Updated: Feb 27, 2019
Scholar: Ruth Chidinma Akor
Undergraduate Course and Grade: Economics, Second Class Upper
Undergraduate University: University of Ibadan.
Graduate Course and University: Applied Economics, George Washington University.
Right from my first year of undergraduate studies at the University of Ibadan, I told myself that I
would do my Masters abroad. At that time, the dream was vague because I did not know what
school or what course or how it would become a reality.
During my NYSC in 2016, I started the search for schools in Canada, USA or Australia good for a Masters in Finance. I was aiming for Ivy league schools like Harvard, Oxford, Princeton, etc. I got a special book for this purpose where I wrote down my choice schools, their requirements, essay questions, and necessary exams. I discovered GRE was a major requirement for most of the schools I chose so I had to write GRE. Most importantly, I knew all my efforts would be futile if I did not get a full scholarship.
I spent weeks and weeks surfing the net in search of schools and scholarships. The search got frustrating and overwhelming that I closed the book and decided to work! After NYSC, I worked at the Ministry of Finance for over a year. This was a major eye-opener for me, I discovered my interests in public sector economics, developmental economics and International Finance. Along the line, an opportunity came for a scholarship for graduate studies overseas. I was recommended by my employers, I applied and got the scholarship.
I had to begin my search again. This time I wanted a Masters Degree in Applied Economics or
International Economics. I used Graduate School finders to help narrow my options then did proper research on each school and programme offered. I narrowed my choice to schools in The UK and US. I applied to two schools in the UK and three schools in the US. I discovered George Washington University (GWU) at the last minute. I quickly did a research on GWU and was fascinated by its proximity to the World Bank, IMF, The White House and many other financial institutions. I was also excited about the programmes offered and the numerous opportunities available for students.
The application process was very easy. For GWU, I did not have to apply differently for a
scholarship; I just had to check ‘yes’ for the question ‘do you want to be considered for a
graduate merit award?’ when I was completing my application. In less than a month, I got an
admission offer for an M.A in Applied Economics from GWU which came with a partial tuition
award of $10,000.
Here’s the hack -
First things first, involve God - if you do not want frustration and indecisiveness to deal with
you, make God your special adviser on this journey. My admission and scholarships were as a
result of God’s grace and favour. I got tired and frustrated too many times because of
indecisiveness. I did not have so much money to pay application fees so I knew I had to really
narrow my options. I finally had to hand it all over to God and He directed my choice of country,
school and course.
Be ready to sacrifice a lot of time and money - I believe the first step to getting a graduate
degree is writing out your goals and doing extensive research before applying to schools. Be
aggressive and deliberate about this. Searching for schools, gathering your references and
putting your application together will take time! If you are applying to schools in the US and
Canada, be ready to pay application fees.

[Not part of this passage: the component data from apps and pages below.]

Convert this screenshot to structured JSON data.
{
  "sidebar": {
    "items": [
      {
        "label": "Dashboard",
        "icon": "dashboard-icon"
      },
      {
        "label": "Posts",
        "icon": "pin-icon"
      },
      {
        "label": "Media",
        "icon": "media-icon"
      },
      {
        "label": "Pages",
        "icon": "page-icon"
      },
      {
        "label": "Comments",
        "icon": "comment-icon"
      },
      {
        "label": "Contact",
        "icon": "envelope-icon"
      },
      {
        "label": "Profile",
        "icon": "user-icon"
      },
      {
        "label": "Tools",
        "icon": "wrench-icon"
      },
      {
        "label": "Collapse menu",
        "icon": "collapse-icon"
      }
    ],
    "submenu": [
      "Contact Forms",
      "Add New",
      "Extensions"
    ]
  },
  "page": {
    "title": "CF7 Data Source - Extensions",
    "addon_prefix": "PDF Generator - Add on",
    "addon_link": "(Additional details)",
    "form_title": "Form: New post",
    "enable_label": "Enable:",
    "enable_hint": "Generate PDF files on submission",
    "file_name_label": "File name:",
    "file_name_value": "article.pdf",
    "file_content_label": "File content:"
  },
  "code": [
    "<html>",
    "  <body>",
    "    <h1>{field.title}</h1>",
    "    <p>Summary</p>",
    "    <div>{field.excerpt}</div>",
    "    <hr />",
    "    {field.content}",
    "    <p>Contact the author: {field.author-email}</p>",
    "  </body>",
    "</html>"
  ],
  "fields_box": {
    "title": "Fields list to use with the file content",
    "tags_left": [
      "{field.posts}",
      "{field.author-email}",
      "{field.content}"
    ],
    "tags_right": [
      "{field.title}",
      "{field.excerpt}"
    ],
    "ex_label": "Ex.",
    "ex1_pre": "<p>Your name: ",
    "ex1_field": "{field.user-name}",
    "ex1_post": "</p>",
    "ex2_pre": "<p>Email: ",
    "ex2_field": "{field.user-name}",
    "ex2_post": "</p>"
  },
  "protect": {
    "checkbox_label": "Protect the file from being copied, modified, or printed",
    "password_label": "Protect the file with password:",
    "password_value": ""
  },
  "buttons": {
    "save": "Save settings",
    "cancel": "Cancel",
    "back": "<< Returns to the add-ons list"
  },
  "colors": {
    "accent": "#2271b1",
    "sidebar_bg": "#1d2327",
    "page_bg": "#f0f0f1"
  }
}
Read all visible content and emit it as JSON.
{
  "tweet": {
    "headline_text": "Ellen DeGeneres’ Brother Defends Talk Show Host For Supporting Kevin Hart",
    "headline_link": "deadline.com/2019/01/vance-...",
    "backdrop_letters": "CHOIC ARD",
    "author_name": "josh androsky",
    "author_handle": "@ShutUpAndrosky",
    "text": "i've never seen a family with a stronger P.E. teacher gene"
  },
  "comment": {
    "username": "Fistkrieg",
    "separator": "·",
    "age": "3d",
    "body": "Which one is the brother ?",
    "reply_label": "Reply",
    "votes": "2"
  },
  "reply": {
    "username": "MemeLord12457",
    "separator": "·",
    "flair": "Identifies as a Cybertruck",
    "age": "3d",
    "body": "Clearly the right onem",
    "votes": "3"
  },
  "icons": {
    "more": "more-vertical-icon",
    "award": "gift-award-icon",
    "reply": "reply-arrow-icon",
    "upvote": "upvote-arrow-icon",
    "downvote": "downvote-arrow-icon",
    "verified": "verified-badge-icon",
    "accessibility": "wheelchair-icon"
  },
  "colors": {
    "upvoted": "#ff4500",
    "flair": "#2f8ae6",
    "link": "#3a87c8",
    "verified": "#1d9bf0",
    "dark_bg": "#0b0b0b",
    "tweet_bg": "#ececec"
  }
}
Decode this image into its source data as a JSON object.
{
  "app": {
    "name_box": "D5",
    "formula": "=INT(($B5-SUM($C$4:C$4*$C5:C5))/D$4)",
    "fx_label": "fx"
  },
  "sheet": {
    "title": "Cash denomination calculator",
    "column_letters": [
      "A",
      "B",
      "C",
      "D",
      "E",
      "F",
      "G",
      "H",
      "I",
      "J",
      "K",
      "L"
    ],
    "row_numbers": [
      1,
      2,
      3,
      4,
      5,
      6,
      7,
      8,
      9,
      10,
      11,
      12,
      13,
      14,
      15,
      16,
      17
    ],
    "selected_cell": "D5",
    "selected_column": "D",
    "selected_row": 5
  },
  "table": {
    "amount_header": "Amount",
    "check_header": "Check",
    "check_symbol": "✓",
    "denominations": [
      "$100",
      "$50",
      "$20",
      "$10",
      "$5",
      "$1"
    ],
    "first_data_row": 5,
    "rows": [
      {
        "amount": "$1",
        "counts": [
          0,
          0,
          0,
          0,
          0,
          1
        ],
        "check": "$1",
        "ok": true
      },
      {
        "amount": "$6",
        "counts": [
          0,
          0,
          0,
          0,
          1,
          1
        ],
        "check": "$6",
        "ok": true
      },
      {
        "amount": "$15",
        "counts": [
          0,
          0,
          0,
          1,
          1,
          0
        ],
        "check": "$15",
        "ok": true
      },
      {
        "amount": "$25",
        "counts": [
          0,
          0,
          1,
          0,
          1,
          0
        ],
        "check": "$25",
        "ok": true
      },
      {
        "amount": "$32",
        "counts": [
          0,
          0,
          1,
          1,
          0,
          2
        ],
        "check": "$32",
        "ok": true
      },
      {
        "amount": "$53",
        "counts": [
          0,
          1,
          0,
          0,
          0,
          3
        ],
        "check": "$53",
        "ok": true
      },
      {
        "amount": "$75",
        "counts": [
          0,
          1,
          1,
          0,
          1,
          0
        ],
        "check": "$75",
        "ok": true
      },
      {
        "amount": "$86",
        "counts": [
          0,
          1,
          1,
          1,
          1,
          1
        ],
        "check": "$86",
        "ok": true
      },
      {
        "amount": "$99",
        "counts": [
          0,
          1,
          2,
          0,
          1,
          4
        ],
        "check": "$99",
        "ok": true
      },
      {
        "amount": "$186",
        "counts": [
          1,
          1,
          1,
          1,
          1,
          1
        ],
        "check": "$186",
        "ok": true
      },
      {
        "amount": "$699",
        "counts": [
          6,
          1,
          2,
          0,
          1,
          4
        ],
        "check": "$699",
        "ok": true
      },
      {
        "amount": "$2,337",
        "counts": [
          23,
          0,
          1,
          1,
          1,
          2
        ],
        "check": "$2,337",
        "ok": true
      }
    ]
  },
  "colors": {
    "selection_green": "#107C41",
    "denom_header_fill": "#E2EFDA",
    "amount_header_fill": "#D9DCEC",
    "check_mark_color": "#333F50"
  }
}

Mark the deadlines for these schools - applying early makes you stand a better chance of
landing that scholarship. Try to meet the early decision! I missed a lot of opportunities because I
started my search and application late.
Information is Power guys! - Ask all the necessary questions. There is no stupid question!
Every school has contacts/email addresses that you can constantly reach out to and ask all
your questions. Get advice from current students there, you can find them via LinkedIn or other
social media. Search for the school on social media and connect with them. Talk to friends who
have/are also studying in that state/school/country and know the opportunities available during
and after your programme. Also, know what exams are necessary and scores needed to be
considered for admission and scholarship. For me, I did not want to write an English test so I
was particular about schools that could waive the English test requirement.
Apply/ Request for funding - For some schools, you have to apply separately for funding, for
some others it comes with the admission. Most schools offer you a scholarship based on the
strength of your application. Get good and strong recommendation letters from work or past
lecturers! (let your recommenders sell you out very well, this cannot be over-emphasized!)
Make sure your essays stand out - sell yourself! Highlight your leadership experiences! Find out
those things every school is looking out for. For my course, my school was looking out for
research and quantitative skills. For some courses in the school of International Studies GWU,
they were looking out for experience in the public sector, so do your research thoroughly and
note the experiences/skills to highlight in your application. I later discovered some of my
classmates got tuition award worth double of mine apparently because their resumes,
recommendation letters and essays were more “outstanding”. In some cases, you can negotiate
with a school to increase your scholarship/ give you a scholarship (different strokes for different
folks, just know which one works!)
What do you want to do after grad school? - if your plan is to return to Nigeria immediately,
then schools in the UK can be your preference. If you wish to stay back in the country of study
and gather some work experience, then you may want to consider the US or Canada. Also,
some schools in the US have STEM courses which give you the opportunity to have two years
of work experience after your studies. So align your choice of grad school to your